Except that hasn't happened anywhere incentives have been repealed (again, excepting Tesla, whose sales recovered after a few months in Georgia, but Tesla's aren't being bought for their monetary value). They've dropped and stayed down, growing very slowly if at all, and until other conditions change (price, range, charging infrastructure) they are unlikely to see any improvement.
From the Edmunds' report:
Once the state credit was eliminated in July 2015, sales of EVs came tumbling
down in Georgia, from 17 percent of all U.S. EV sales to 2 percent. This crash
was not uniform among all EVs. Sales of the Tesla Model S declined post credit
elimination but bounced back to normal levels within a few months. Nissan Leaf
sales, however, never rebounded after the credit elimination and are now at
parity with sales of the Tesla Model S.
Quoting the Edmunds' article which summarizes the report above:
What's driving the market for EVs and plug-in hybrids is not primarily the desire for better fuel economy or the salvation of the planet, according to the report. It's the federal tax credit and the similar rebates offered by some states.

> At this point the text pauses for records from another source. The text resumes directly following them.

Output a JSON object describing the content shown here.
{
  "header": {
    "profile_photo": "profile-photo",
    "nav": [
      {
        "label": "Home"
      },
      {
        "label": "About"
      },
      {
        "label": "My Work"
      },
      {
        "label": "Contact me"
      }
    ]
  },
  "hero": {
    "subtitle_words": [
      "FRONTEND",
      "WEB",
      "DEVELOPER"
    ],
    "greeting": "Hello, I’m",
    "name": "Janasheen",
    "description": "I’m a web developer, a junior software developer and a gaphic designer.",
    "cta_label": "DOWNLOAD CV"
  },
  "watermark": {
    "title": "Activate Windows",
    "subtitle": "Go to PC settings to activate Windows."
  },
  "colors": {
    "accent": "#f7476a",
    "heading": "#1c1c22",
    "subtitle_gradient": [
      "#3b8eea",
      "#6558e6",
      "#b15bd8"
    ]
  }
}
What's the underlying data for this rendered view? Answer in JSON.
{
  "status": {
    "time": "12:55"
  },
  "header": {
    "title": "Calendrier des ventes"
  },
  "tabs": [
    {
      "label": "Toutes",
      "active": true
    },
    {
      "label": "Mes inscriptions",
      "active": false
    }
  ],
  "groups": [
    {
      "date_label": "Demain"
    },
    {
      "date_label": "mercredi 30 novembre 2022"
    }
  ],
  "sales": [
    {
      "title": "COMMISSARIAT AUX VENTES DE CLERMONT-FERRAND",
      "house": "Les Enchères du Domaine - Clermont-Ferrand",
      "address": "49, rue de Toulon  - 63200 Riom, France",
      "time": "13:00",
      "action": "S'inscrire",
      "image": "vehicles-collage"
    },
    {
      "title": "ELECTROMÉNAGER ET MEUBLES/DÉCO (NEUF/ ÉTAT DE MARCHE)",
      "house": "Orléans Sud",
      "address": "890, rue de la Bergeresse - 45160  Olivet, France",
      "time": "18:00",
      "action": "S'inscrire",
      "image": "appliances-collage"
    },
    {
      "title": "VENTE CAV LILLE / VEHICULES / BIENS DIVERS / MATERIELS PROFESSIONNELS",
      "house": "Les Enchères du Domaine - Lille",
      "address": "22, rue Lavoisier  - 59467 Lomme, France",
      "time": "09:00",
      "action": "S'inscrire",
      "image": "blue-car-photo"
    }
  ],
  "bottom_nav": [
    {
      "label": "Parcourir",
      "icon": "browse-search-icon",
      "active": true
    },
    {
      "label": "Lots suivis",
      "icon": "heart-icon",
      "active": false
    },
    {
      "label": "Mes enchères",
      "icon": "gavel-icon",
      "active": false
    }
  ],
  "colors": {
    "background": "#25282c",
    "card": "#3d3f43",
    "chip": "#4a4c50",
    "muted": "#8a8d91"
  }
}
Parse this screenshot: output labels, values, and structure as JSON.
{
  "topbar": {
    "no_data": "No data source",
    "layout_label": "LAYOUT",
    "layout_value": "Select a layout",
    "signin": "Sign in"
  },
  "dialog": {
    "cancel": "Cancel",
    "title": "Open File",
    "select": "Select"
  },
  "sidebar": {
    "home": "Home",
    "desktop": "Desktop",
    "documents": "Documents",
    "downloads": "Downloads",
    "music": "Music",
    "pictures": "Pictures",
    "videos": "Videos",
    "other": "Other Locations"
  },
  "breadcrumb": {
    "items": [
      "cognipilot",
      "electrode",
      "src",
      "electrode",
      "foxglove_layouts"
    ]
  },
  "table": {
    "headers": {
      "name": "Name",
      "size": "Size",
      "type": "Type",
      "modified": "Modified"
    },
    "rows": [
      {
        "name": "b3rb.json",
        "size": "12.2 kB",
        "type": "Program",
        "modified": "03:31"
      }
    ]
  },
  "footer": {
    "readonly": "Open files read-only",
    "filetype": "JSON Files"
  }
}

Evidence of the get-a-good-deal approach can be found in how green-car shoppers do their research on Edmunds, according to the report. Car shoppers in search of electric cars are much more likely to view the site's manufacturer incentive and rebate pages than are people shopping for cars with internal combustion engines. In fact, incentive and rebate pages on Edmunds for EVs had 219 percent more traffic than their non-green-vehicle counterparts in January and February of this year.
A case study of what happens when tax credits disappear can be found in Georgia, which had been offering a $5,000 tax credit for zero-emission vehicles. In 2014, it had the second-highest EV sales rate in the U.S., just behind California, and accounted for 17 percent of all U.S. sales of electric cars. After Georgia eliminated the credit in July 2015, the EV market crashed, tumbling to just 2 percent of national sales.
The Edmunds report lays out the Catch-22 for EVs and plug-in hybrids: To achieve mainstream sales levels, they need a better national charging infrastructure and longer-range batteries. But without evidence of a market for such cars, it's hard to make the case for such investments. If the government pulls the plug, "the onus will be on automakers to keep sales afloat — most likely with their own incentive programs and at a detriment to their bottom lines," Edmunds concludes.